possible way to fix this problem. One thing I will give the fine folks at Valve
is that their step by step troubleshooting tips are pretty straight forward and
they don't use a whole lot of confusing jargon to explain everything to you. In
spite of this, I was still unable to solve my problem. After numerous attempts
to update drivers, configure and reconfigure my background applications, and
basically take apart and put back together my laptop, I was ready to give up. I
emailed Steam's help desk, and resigned to waiting for some semblance of assistance.
I have two words for you GameFly, neither one I can type out on this site.
Patience was not with me that rotation, and I was itching to
play a videogame. It had already been a couple weeks since I last played a
game, so I continued my quest to find a way to "get my game on" while on the
North Slope. I then discovered that GameFly had a similar downloadable client.
I figured I had nothing to lose, so I decided to give it a chance. The download
was about a half hour shorter than Steam's was, so I already was a lot happier.
I went with a little game called Morrowind (perhaps you've heard of it), and
immediately regretted it. Six hours (and a strong desire for a couple shots of
whiskey) later, I dove straight into the game. I got about an hour or so into
it before I had to quit, but I was really happy that I finally got a game to work.
My plans for gaming on the North Slope were finally coming to fruition.
I wish I could end my griping and complaining here, but that
would make this an uncharacteristically short blog, and I have more "airing of grievances"
to get out of the way. With that being said, my next attempt to get into
Morrowind was met with a frustrating frozen title screen. Once again, I sent
out an email.
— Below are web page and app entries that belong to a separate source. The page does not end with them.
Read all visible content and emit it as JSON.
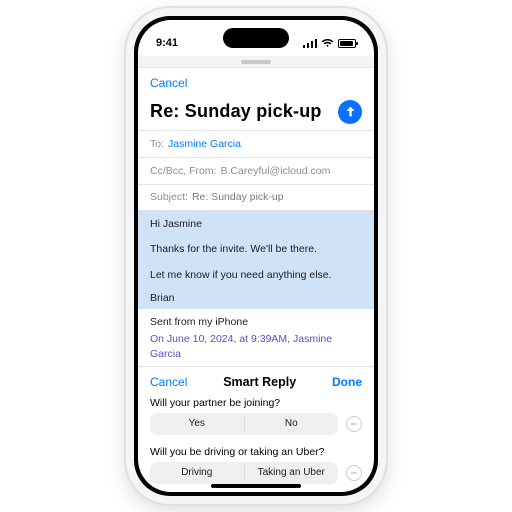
{
  "status": {
    "time": "9:41"
  },
  "nav": {
    "cancel": "Cancel"
  },
  "title": "Re: Sunday pick-up",
  "to": {
    "label": "To:",
    "recipient": "Jasmine Garcia"
  },
  "ccfrom": {
    "label": "Cc/Bcc, From:",
    "address": "B.Careyful@icloud.com"
  },
  "subject": {
    "label": "Subject:",
    "value": "Re: Sunday pick-up"
  },
  "body": {
    "greeting": "Hi Jasmine",
    "p1": "Thanks for the invite. We'll be there.",
    "p2": "Let me know if you need anything else.",
    "signoff": "Brian",
    "signature": "Sent from my iPhone",
    "quoted": "On June 10, 2024, at 9:39AM, Jasmine Garcia"
  },
  "smart": {
    "cancel": "Cancel",
    "title": "Smart Reply",
    "done": "Done",
    "q1": {
      "text": "Will your partner be joining?",
      "optA": "Yes",
      "optB": "No"
    },
    "q2": {
      "text": "Will you be driving or taking an Uber?",
      "optA": "Driving",
      "optB": "Taking an Uber"
    }
  },
  "colors": {
    "accent": "#007aff",
    "send": "#0a72ff",
    "selection": "#cfe2f6"
  }
}
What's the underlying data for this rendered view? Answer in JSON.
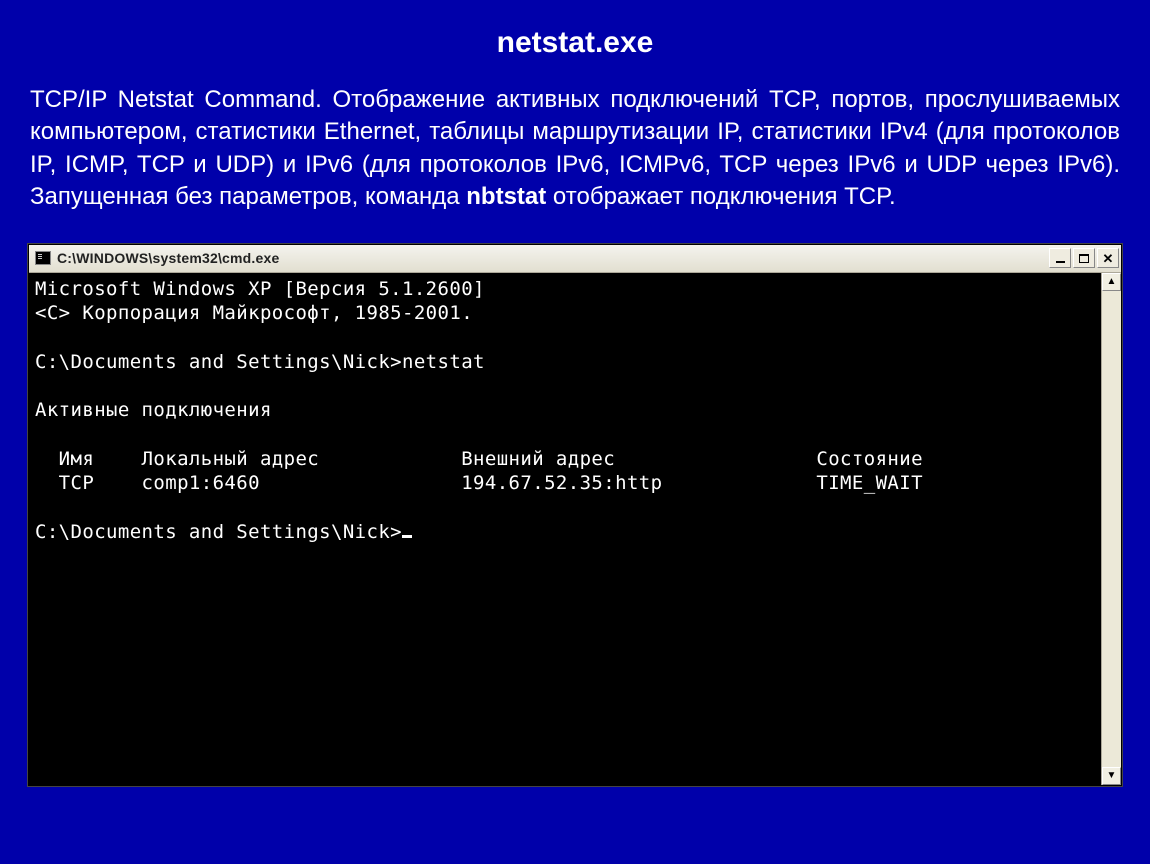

GameFly was really quick to respond, and I was really starting to
think that I made a mistake going with Steam first. Then I opened the email and
read their attempt to win the "not my job" award. I was told to email Bethesda,
as they weren't responsible for games that wouldn't work using THEIR CLIENT.
Bethesda was also pretty quick to respond, but alas they were pretty unhelpful.
Would I have to go buy a used system just to bring with me to the slope?
Just as I was ready to give up hope, the folks at Valve
finally got off their thumbs and responded to me. While their direct advice
didn't help, it did bring my attention to a checked box in the game's properties
section. "Enable Steam Community In-Game" was checked and stuck out like a sore
thumb. Why the heck would I want to enable the community for a single player
game made last generation? One click later, I was gaming. I went ahead and
downloaded some more games, and they all worked after unselecting the in-game community
option. I finally had the solution to my gaming woes. I can finally say I'm
catching up on the Half Life series (wow does the first one look ancient), and
I'm pretty excited to start gaming on the PC once again (although at some point
I need to upgrade this RAM).
So as you can see, while gaming on the North Slope can be an
utter pain, it's not impossible. I already burned through my first play through
on KOTOR2 and am about halfway through a second. On top of that, I'm working my
way through the Half Life games. Any recommendations for games that don't have
monster system requirements? I'm open to all suggestions. Well, thanks for braving my long rant session.
And I also want to thank everyone who
checked in on me to make sure I was alive (not unlike the old cat lady who
rarely leaves her apartment), it really made my day to hear from you, even if I
didn't reply to you right away (or at all, and I'm really sorry about that). I'm
already getting started on some more blogs, and fortunately for you there's
much less whining coming your way. Until next time friends.